Steenboks live in two distinct populations, one in East Africa and the other in the south of the continent. They are strictly grassland antelopes and never enter woodland areas. Between the great savannahs of East Africa and the velds (another name for grasslands) of southern Africa grows a belt of woodland. This woodland divides the steenbok population in two, and communication between the groups is extremely limited.

They live alone or in breeding pairs. The antelopes occupy a small territory, which they mark with piles of dung and enforce by chasing away intruders. Unlike most antelopes, the steenbok does not use scented secretions from glands on the face to mark their territory.

Steenboks are small antelopes. Only the males have horns, which protrude directly up from the head. The steenboks have sharp hooves for digging roots and other foods out of the ground.

Breeding takes place all year round but most calves are born in the summer. They are weaned by 3 months and live independently by the end of their first year.

Distribution: South and East Africa.

Habitat: Grasslands with cover.

Food: Grasses and roots.

Size: 70 - 95 cm (2.25 - 3 ft); 7 - 16 kg (15.5 - 35.25 lb).
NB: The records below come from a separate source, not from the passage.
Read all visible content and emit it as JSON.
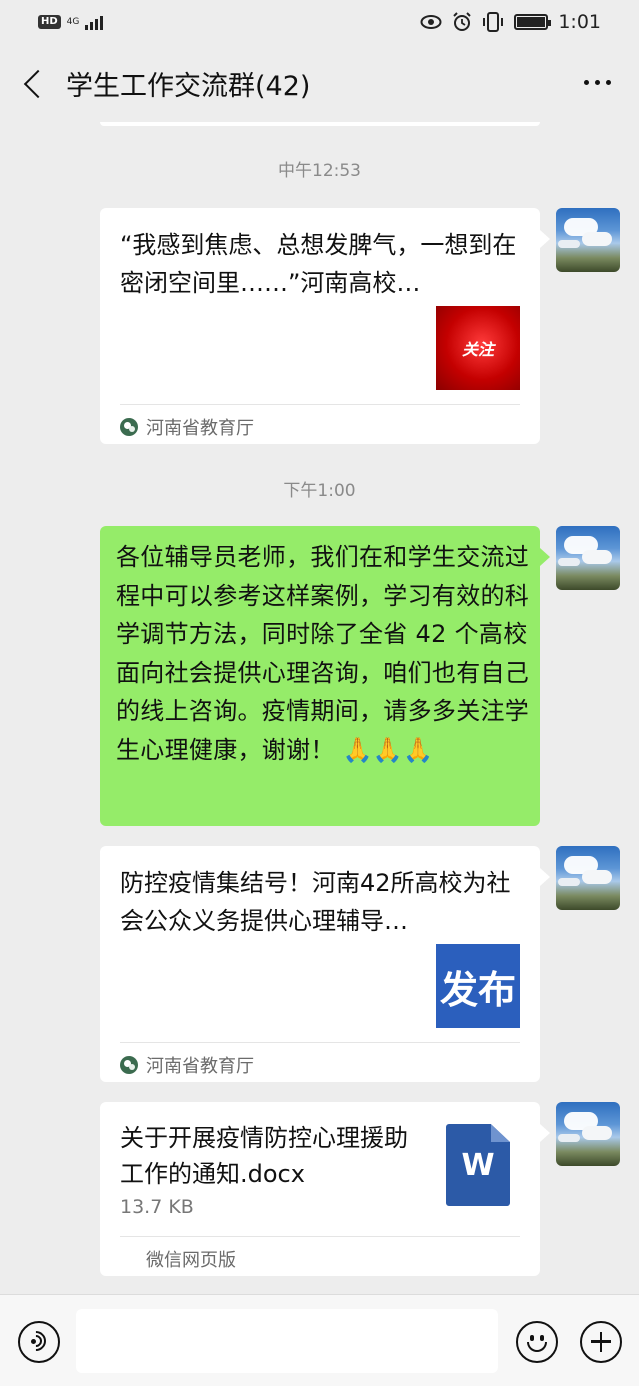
{
  "status_bar": {
    "hd": "HD",
    "network": "4G",
    "time": "1:01",
    "icons": [
      "eye-icon",
      "alarm-icon",
      "vibrate-icon",
      "battery-icon"
    ]
  },
  "header": {
    "title": "学生工作交流群(42)"
  },
  "messages": {
    "time1": "中午12:53",
    "card1": {
      "title": "“我感到焦虑、总想发脾气，一想到在密闭空间里……”河南高校…",
      "thumb_text": "关注",
      "source": "河南省教育厅"
    },
    "time2": "下午1:00",
    "text1": "各位辅导员老师，我们在和学生交流过程中可以参考这样案例，学习有效的科学调节方法，同时除了全省 42 个高校面向社会提供心理咨询，咱们也有自己的线上咨询。疫情期间，请多多关注学生心理健康，谢谢！ 🙏🙏🙏",
    "card2": {
      "title": "防控疫情集结号！河南42所高校为社会公众义务提供心理辅导…",
      "thumb_text": "发布",
      "source": "河南省教育厅"
    },
    "file": {
      "name": "关于开展疫情防控心理援助工作的通知.docx",
      "size": "13.7 KB",
      "icon_letter": "W",
      "source": "微信网页版"
    }
  },
  "colors": {
    "chat_bg": "#ededed",
    "sent_bubble": "#95ec69",
    "card_bubble": "#ffffff",
    "word_blue": "#2c5aa7"
  }
}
Maturity: 1 year.

Breeding: Calves born throughout year.

Life span: 12 years.

Status: Common.